§ Work task
Keep only the lines that hold the string "object", filtering out the rest of the entries below.

§ Collected data

++++

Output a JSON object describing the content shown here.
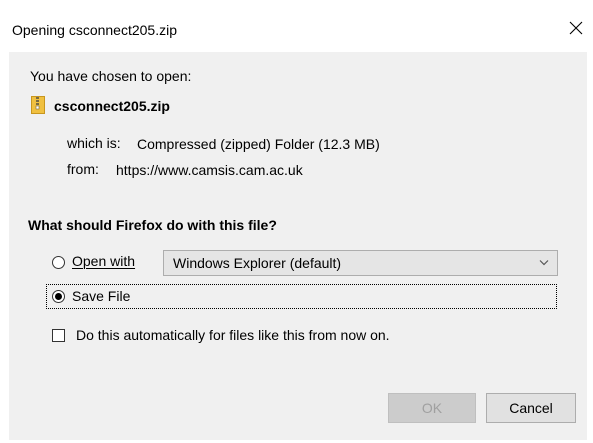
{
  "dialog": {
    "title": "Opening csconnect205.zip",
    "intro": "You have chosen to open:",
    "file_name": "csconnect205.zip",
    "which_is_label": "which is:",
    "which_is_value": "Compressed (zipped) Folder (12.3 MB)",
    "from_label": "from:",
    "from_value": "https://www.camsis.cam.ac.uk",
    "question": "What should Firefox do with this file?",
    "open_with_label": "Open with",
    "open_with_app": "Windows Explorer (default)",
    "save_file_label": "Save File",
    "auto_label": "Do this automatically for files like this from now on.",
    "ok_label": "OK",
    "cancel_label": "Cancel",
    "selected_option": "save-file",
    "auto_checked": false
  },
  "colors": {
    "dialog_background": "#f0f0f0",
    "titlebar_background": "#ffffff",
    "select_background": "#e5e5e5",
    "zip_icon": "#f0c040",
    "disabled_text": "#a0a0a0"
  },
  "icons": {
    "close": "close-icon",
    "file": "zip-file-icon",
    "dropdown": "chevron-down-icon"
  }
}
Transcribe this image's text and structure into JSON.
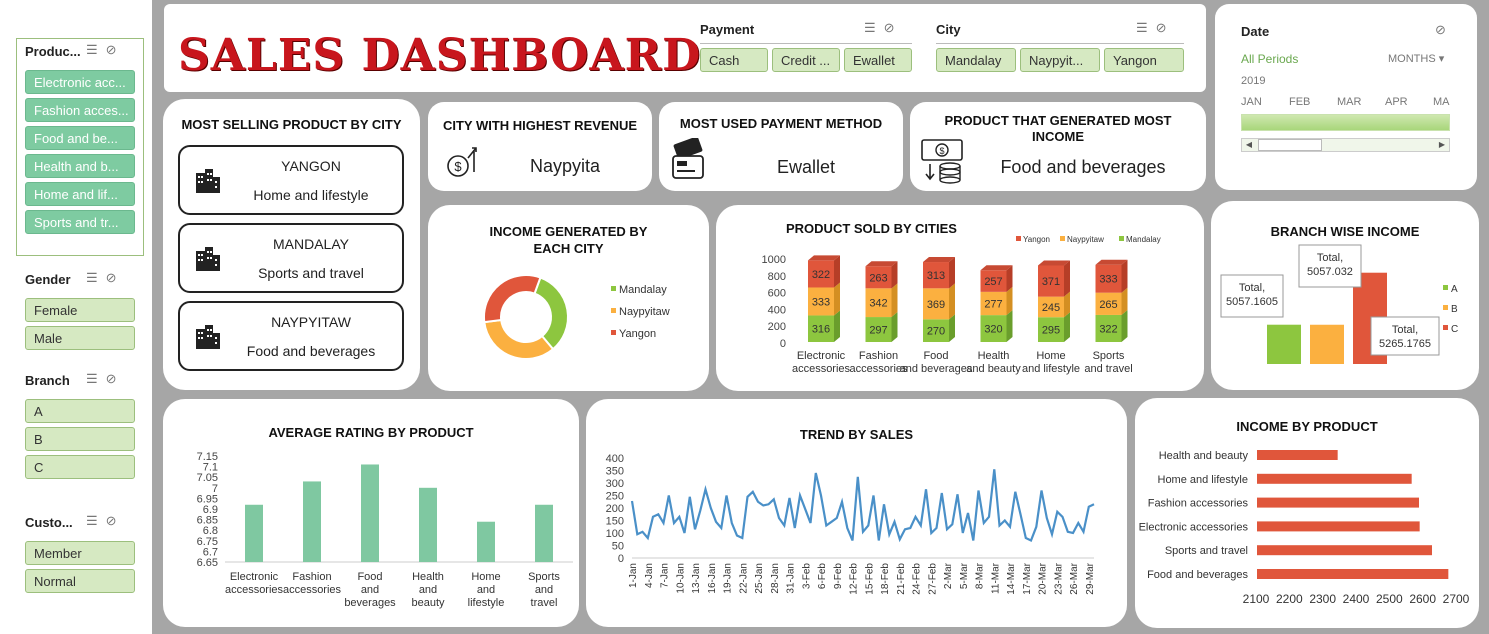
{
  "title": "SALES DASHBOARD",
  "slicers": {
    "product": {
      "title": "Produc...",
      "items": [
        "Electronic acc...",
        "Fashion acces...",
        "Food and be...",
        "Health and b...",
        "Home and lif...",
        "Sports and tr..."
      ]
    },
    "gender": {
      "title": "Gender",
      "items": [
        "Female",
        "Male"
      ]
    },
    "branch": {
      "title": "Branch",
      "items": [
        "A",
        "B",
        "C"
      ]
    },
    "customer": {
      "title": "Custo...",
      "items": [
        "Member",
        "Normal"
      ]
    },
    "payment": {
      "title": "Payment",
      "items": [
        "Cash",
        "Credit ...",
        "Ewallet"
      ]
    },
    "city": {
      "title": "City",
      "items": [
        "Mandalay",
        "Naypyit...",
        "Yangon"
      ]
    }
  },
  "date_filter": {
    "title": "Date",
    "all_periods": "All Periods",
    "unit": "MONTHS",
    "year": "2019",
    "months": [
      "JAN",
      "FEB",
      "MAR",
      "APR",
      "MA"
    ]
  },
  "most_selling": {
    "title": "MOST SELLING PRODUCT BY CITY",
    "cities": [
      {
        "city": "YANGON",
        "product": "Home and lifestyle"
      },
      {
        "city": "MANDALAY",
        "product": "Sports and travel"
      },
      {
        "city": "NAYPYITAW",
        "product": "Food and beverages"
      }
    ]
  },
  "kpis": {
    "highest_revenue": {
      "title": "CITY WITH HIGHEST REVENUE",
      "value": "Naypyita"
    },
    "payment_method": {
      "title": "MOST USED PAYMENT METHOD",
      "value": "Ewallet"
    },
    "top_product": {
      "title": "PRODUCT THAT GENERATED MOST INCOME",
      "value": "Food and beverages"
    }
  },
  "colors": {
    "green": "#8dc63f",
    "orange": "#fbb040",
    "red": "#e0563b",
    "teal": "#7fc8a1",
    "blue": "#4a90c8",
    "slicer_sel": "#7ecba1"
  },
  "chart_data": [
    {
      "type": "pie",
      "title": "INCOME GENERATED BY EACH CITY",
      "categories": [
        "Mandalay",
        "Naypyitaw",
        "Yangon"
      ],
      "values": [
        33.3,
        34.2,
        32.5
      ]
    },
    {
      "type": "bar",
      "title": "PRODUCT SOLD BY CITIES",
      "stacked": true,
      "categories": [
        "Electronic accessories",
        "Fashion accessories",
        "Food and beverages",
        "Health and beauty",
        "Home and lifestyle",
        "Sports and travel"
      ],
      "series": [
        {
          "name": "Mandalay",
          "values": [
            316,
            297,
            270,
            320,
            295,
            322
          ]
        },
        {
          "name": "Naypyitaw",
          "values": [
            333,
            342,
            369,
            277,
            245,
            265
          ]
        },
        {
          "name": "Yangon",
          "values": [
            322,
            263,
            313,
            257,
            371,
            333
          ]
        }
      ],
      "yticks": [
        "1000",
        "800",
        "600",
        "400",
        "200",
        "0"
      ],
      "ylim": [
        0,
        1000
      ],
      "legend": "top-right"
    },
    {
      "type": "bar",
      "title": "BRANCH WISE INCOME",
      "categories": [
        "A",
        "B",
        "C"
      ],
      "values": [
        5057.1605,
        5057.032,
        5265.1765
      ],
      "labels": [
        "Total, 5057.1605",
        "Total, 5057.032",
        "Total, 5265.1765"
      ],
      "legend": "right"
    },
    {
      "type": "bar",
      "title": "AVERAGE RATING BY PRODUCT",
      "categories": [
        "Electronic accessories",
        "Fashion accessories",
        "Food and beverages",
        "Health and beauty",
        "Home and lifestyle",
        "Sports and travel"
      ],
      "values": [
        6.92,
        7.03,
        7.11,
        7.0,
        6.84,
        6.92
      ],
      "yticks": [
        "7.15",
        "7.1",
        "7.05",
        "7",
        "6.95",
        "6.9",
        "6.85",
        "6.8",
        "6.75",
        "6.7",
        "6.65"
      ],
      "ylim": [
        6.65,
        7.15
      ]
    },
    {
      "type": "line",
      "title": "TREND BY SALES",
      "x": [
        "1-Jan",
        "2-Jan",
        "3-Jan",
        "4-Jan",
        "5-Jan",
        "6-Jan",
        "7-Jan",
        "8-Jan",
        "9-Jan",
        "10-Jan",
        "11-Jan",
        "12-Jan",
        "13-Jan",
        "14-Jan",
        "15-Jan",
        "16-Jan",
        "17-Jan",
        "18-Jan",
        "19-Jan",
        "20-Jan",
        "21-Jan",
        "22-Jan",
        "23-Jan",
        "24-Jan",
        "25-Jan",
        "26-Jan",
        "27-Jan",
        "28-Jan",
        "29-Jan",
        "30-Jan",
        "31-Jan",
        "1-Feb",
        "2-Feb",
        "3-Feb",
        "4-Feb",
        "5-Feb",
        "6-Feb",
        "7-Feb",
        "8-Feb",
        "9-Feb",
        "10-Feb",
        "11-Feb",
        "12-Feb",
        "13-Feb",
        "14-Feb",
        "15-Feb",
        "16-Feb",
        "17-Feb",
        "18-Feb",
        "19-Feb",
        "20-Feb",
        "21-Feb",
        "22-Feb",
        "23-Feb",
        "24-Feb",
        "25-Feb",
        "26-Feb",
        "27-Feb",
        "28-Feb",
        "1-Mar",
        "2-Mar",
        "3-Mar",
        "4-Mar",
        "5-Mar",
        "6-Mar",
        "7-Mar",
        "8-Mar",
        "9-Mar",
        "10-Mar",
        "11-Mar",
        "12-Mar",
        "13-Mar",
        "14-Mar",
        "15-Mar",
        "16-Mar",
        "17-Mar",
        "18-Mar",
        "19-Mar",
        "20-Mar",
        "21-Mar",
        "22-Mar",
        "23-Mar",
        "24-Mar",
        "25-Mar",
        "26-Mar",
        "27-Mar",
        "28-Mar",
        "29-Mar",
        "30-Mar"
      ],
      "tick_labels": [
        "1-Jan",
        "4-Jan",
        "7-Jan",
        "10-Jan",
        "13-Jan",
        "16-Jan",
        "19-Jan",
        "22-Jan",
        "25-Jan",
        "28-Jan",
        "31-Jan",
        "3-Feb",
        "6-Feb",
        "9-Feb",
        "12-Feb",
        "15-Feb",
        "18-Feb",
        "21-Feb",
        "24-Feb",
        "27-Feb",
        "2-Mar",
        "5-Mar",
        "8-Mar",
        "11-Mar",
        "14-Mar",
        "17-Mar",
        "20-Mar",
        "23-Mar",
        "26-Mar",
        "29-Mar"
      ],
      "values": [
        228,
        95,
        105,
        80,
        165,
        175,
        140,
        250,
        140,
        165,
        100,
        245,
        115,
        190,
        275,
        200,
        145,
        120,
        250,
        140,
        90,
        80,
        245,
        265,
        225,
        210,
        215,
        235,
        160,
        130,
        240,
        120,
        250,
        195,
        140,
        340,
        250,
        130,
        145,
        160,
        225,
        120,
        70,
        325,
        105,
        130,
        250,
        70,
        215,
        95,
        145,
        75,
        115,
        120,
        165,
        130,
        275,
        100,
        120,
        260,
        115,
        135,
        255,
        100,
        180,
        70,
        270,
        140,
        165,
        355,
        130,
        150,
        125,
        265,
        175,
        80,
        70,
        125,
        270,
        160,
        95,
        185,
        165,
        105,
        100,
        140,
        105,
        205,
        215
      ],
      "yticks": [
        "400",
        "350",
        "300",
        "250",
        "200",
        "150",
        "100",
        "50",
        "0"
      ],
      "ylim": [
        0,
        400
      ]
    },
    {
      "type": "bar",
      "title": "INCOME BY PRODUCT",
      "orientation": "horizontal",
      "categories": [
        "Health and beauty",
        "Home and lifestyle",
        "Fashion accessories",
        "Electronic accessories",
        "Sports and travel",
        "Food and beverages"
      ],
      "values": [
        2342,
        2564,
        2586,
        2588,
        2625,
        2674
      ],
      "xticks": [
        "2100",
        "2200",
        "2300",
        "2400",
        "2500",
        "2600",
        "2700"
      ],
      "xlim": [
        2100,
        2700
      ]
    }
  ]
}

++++

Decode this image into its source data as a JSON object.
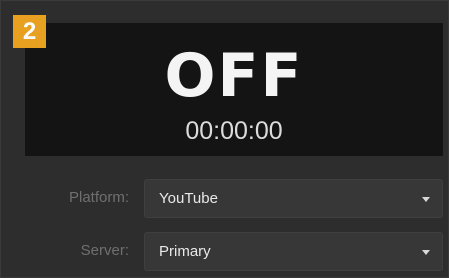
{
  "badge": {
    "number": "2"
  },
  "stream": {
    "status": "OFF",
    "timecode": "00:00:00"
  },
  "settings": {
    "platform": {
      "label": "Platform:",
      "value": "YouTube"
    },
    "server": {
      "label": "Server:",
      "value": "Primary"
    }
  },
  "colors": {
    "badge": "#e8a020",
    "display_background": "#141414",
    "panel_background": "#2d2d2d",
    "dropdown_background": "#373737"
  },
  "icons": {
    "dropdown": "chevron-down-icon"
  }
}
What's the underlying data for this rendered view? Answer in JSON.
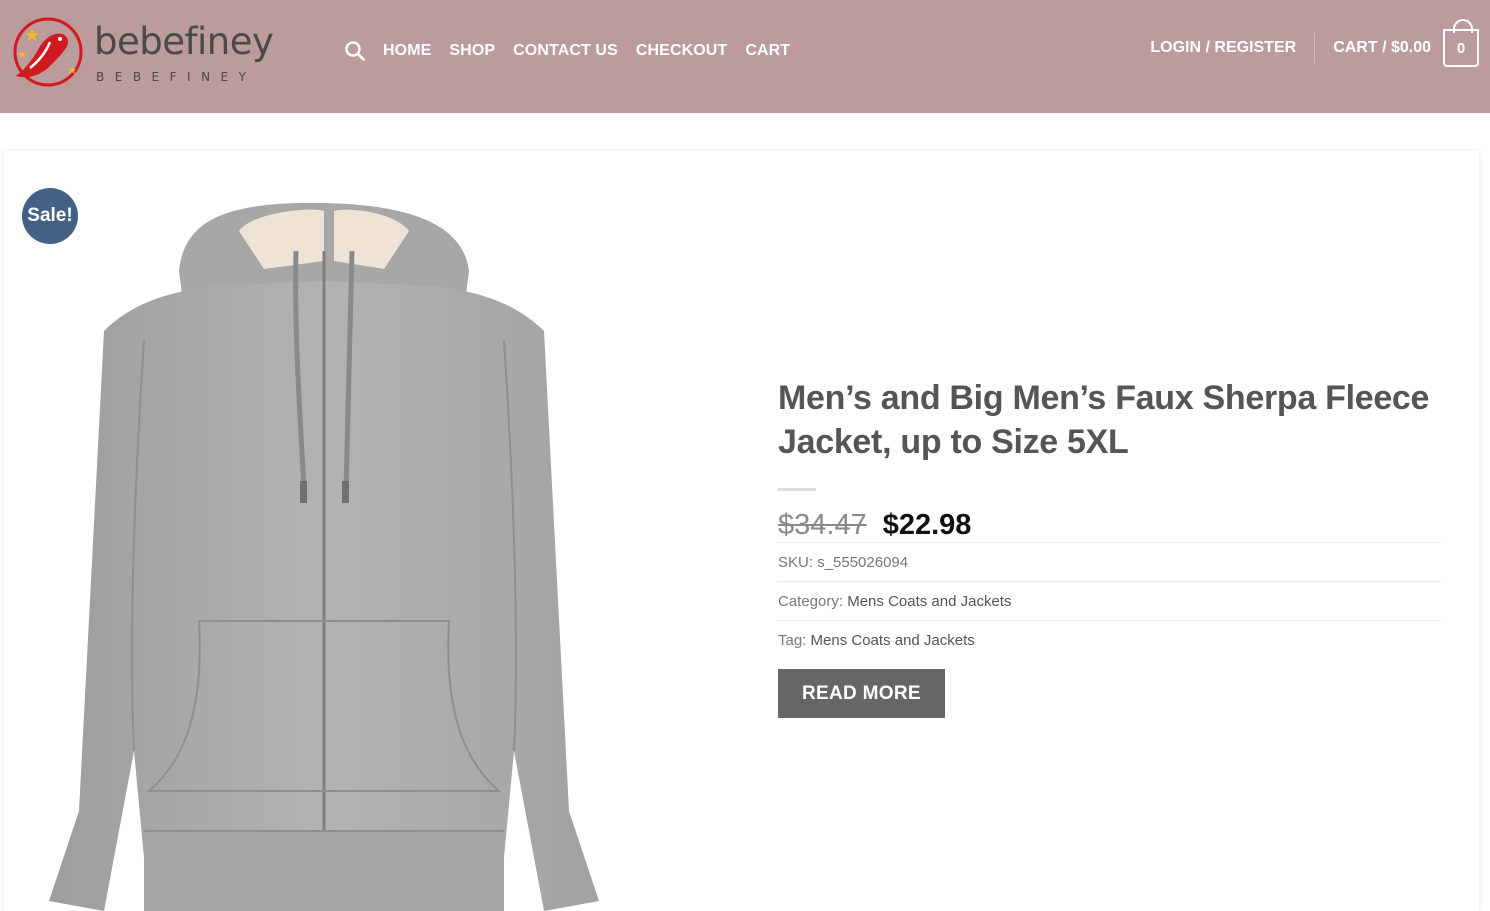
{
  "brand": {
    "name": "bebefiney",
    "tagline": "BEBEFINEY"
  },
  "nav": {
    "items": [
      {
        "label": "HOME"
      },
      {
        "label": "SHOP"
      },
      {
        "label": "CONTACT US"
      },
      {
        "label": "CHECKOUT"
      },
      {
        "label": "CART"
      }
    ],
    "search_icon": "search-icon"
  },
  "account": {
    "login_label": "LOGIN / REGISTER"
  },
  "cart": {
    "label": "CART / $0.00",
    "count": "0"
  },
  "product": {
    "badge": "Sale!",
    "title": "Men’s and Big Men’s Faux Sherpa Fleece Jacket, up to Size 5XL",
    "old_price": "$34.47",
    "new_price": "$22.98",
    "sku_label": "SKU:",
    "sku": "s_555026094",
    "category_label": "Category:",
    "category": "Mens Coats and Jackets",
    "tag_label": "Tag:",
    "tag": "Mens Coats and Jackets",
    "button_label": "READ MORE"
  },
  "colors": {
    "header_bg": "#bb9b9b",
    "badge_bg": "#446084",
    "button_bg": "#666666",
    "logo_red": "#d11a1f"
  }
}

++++

§ Result for this task
Output a JSON object describing the content shown here.
Decode this image into its source data as a JSON object.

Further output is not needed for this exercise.